Prior to the Times, Tankersley was the policy and politics editor at Vox, economic policy correspondent for the Washington Post, and economic and political reporter at the National Journal. He started his career with stints at The Oregonian, The Rocky Mountain News, and The Toledo Blade. At The Blade he was a member of the Coingate team that was a Pulitzer Prize finalist. He and a Blade colleague won the 2007 Livingston Award for Young Journalists for a series of stories demonstrating how and why the Ohio economy declined so dramatically over the course of a generation.
Table of Contents
1 Winston-Salem, 1943: "I'm with Them" 1
2 McMinnville, 1978: The Clear-Cut American Dream 9
3 Ohio, 2006: This Is Not Your Life 23
4 Southern California, 2013: The jobs Are Not Coming Back 39
5 Winston-Salem, 2013: Working Harder, Falling Behind 57
6 Winston-Salem to Queens, 1960: Torching the Blockades 71
7 Aggregate Consequences: A Story in Numbers 89
8 Chicago, 2011: Forward Progress, Lost 115
9 Washington, D.C., 2016: A Lie Is Sold 133
10 Manhattan, 2016: The Whole Chessboard 153
11 Building the Riches of This Land: How to Get the Middle Class Back on Track 177

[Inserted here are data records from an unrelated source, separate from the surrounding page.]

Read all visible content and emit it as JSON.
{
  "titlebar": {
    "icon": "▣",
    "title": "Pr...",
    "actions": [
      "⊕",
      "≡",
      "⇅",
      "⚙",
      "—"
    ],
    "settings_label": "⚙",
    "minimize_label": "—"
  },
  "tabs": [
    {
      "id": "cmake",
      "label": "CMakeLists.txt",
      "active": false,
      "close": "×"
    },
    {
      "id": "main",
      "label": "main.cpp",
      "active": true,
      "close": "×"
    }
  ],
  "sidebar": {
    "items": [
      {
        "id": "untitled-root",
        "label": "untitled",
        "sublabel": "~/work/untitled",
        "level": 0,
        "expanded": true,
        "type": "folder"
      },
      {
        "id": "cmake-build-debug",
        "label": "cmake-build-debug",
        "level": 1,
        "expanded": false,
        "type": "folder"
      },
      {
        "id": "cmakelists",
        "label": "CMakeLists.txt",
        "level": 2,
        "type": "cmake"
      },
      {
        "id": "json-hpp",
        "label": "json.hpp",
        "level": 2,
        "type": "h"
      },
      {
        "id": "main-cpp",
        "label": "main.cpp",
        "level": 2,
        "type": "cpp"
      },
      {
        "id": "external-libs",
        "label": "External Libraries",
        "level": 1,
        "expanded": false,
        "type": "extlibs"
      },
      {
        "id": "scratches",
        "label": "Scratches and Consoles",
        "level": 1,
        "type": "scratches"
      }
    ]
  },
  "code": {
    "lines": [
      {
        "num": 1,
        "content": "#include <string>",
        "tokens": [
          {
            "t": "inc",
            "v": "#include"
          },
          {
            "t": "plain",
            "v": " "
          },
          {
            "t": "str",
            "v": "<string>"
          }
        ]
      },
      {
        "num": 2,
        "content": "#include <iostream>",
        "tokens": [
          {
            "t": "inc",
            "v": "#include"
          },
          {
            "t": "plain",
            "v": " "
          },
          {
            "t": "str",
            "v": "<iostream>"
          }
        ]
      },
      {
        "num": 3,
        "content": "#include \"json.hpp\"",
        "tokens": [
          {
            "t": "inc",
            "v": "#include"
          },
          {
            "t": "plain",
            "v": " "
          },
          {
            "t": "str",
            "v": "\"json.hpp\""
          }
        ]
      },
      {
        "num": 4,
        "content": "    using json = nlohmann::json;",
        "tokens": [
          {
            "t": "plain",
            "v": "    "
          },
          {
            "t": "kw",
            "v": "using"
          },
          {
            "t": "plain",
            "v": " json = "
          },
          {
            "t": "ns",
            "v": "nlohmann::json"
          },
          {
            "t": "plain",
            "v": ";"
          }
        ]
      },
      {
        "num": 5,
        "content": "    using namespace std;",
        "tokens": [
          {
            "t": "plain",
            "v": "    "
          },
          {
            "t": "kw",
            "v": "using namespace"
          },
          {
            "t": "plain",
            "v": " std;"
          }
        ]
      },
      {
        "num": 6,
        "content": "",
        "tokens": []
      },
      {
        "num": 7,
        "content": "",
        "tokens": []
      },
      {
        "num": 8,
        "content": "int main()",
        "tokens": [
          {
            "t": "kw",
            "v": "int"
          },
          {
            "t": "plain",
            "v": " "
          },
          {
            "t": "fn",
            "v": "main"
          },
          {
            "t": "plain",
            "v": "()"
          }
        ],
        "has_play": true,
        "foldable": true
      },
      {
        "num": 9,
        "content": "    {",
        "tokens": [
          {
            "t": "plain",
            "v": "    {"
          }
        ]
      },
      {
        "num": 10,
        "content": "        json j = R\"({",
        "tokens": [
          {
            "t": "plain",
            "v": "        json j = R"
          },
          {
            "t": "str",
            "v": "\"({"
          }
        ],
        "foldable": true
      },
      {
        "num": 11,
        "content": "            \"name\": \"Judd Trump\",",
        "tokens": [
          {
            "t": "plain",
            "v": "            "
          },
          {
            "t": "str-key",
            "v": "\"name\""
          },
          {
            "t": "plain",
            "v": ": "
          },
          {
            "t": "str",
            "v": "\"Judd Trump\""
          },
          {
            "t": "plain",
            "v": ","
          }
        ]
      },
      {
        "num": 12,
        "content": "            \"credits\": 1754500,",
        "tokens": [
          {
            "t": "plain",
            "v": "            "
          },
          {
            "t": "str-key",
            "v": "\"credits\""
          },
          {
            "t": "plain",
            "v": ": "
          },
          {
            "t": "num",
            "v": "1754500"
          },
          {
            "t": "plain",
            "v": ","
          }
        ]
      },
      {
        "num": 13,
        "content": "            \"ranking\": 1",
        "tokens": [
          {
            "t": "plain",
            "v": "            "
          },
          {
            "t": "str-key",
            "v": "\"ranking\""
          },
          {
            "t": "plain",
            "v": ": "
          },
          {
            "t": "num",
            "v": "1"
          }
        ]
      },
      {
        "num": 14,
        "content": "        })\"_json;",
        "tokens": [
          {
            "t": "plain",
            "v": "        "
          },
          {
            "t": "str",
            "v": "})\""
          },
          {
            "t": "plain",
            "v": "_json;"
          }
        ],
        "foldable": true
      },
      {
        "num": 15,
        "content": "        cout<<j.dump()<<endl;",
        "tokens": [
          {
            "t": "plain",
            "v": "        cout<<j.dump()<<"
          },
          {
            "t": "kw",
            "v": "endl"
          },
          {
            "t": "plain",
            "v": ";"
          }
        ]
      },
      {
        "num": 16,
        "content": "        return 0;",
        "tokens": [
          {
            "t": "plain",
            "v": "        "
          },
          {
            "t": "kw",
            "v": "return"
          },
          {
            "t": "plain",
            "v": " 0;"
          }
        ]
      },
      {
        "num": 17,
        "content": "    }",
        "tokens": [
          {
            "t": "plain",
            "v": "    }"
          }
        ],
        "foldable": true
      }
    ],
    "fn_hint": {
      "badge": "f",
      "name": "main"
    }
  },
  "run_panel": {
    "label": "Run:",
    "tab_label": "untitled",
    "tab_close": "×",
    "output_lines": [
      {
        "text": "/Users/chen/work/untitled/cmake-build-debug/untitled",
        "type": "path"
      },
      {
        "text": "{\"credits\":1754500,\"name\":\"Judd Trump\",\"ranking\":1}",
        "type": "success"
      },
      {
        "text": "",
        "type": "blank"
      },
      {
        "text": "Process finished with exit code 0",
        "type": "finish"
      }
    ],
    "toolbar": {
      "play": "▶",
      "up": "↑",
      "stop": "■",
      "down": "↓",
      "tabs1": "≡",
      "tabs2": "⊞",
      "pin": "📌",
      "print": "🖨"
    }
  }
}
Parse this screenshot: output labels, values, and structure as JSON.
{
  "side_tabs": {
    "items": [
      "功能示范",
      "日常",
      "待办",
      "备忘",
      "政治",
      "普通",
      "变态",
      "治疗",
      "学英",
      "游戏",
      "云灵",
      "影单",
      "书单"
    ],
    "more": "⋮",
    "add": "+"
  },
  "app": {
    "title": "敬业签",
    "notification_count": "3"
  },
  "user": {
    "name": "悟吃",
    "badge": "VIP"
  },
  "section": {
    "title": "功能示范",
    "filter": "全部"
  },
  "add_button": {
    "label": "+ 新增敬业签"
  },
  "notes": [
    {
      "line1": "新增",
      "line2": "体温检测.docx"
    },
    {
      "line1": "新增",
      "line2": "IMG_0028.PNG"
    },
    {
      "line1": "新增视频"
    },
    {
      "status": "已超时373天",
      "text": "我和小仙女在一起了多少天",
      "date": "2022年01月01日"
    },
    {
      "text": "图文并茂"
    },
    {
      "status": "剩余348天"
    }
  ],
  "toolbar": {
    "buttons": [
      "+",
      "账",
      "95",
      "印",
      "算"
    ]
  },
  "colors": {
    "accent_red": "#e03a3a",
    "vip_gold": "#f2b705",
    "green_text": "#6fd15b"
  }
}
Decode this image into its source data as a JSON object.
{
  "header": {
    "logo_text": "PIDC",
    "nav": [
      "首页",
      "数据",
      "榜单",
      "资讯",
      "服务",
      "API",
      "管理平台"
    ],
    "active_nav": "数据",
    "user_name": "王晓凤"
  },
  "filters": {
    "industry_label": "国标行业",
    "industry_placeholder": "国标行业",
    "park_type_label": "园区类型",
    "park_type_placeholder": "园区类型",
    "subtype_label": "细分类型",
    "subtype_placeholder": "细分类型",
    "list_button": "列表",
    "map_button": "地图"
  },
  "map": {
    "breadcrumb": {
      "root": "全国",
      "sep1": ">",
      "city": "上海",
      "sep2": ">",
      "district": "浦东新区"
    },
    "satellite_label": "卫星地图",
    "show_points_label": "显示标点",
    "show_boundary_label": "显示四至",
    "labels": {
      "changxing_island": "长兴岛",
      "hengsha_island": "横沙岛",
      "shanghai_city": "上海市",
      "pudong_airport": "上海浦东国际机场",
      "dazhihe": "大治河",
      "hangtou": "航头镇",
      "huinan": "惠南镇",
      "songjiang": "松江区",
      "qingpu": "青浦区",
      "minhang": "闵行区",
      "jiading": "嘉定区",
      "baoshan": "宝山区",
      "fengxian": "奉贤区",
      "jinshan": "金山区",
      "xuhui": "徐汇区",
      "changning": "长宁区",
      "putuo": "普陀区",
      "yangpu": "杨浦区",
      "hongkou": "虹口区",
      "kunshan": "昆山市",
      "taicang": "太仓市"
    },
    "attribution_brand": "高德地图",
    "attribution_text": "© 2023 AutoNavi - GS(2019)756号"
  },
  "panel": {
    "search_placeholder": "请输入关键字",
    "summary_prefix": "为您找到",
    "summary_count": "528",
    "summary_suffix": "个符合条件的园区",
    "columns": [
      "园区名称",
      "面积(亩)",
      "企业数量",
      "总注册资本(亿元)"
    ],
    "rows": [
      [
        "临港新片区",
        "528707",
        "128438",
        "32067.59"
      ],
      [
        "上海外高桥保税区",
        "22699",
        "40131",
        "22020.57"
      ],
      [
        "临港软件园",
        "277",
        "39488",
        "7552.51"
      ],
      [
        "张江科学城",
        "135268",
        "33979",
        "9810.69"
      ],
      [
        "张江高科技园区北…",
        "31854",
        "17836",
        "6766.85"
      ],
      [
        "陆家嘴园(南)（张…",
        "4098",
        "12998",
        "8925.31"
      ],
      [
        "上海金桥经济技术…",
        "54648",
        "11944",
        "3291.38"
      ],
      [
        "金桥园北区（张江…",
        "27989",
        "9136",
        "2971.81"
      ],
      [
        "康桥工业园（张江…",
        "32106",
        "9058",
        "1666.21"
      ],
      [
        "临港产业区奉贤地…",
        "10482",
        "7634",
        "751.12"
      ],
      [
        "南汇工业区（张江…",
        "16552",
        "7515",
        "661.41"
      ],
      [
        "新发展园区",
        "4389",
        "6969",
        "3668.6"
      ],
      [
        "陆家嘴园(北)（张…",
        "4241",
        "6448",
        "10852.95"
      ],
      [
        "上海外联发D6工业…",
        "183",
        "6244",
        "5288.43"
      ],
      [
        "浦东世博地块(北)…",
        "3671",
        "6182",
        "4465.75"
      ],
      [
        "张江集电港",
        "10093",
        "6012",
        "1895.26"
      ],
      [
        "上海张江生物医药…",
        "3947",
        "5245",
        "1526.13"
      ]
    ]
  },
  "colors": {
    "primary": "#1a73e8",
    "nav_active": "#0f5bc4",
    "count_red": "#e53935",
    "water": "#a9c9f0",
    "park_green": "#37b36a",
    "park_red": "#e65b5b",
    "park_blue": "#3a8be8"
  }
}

12 Winston-Salem, 2019: "How Did We Steal Something You Threw Away?" 183
13 SoHo, 2019: Uncommon Capability 199
14 Turners Falls, 2019: Silent Factories, Empty Orchards 213
15 Washington, D.C., 2007-2019: No Quick Fixes, Ever 233
16 Green Family Home, 2019: Eventually, You Get More Time 255
Bibliographic Essay 267